Sunday, February 23rd (Seventh Sunday in Ordinary Time)
… that the Spirit of God dwells in you…
Blessings to all of you, my dear friends in Christ. Today we again take up our places as hearers of Jesus’ Sermon on the Mount, while He challenges us with the impossible: “So be perfect, just as your heavenly Father is perfect.”
Here we hear the famous (and perhaps all-to-familiar) instruction: But I say to you, love your enemies and pray for those who persecute you. Maybe we’ve heard it all too many times before, so that the shock value has worn off. Then again, perhaps we’ve never truly heard it at all. Certainly, it’s easy enough to encourage others to show mercy rather than seek justice – as long as we’re not the ones who’ve gotten hurt.
But Jesus’ command is meant for all who would call themselves children of your heavenly Father – and that means you and me and all who have been baptized into Christ Jesus (and certainly all who would dare to approach the altar to receive the Son of our heavenly Father in Holy Communion!)
How do I respond when I’m treated unjustly by others? When someone strikes me on my right cheek, do I offer her the other as well? If anyone wants to sue me over my shirt, do I freely hand over my shorts as well? Do I seek to be repaid or rewarded or recognized for some service or gift that I give to my spouse or my neighbor or my church? Or can I recognize that the same Spirit of God dwells in me and my neighbor, so that just as God makes His sun rise (freely) on the bad and the good, and causes rain to fall on the just and the unjust, so then I, too, might do the same.
If Our Father only loved those who love Him – what kind of world would we live in? (Would we be alive at all?!) What if you and I would truly love those who hate us and those who persecute us – if we might be perfect, just as our heavenly Father is perfect – what kind of world might we live in then? To be perfect in the eyes of our heavenly Father, we need to be more compassionate with those we might not normally consider.
Together we need to rise in faith and go the extra mile. Certainly there are different ways to do this, but one way is by giving to the Bishop’s Appeal. Funds raised during the Bishop’s Appeal help people in our parish we know and people in our Diocese that we don’t know. Children and adults attend lively programs learning the Word of God, Care Ministers are trained to minister to members in our parish, Catholic Charities provides counseling to people in need, families seeking to adopt are connected with newborn babies. Your gift to the Bishop’s Appeal makes happy endings possible and helps you show love and compassion to others.

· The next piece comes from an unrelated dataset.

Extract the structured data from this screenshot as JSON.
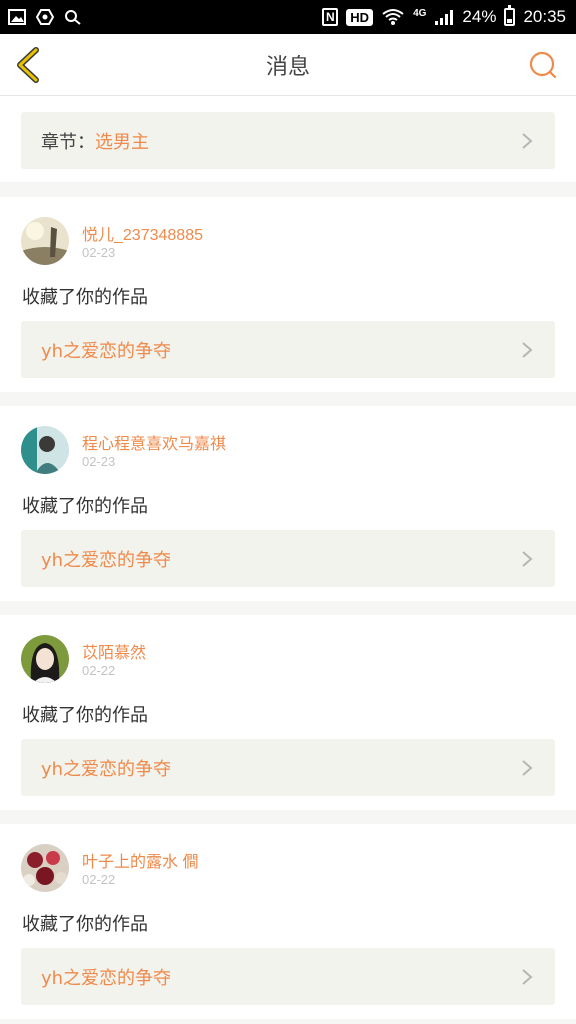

What you give is less important than the spirit in which you give. To make a gift contact our parish office, use the letter and pledge you received at home or visit the Bishop’s Appeal website at www.catholicfoundationgb.org/give.
Peace to all of you, my friends, this Holy Day, and to all who love the Lord in simplicity of heart,